- _PROVIDED RECORDS_:
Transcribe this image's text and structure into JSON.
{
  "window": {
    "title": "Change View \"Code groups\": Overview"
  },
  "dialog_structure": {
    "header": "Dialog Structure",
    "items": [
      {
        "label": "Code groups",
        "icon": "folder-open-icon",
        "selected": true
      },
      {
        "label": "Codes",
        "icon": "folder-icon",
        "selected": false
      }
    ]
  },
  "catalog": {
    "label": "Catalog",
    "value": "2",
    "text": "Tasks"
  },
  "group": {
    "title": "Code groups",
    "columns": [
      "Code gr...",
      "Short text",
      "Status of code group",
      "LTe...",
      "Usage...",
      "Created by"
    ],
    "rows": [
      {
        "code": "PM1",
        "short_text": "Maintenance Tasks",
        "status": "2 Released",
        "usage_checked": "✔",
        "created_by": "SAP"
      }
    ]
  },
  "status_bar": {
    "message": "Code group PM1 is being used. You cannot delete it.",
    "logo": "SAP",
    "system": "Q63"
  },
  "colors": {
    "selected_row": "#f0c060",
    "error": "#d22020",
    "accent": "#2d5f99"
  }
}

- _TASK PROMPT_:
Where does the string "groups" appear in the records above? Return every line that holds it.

- _EXERCISE OUTPUT_:
    "title": "Change View \"Code groups\": Overview"
        "label": "Code groups",
    "title": "Code groups",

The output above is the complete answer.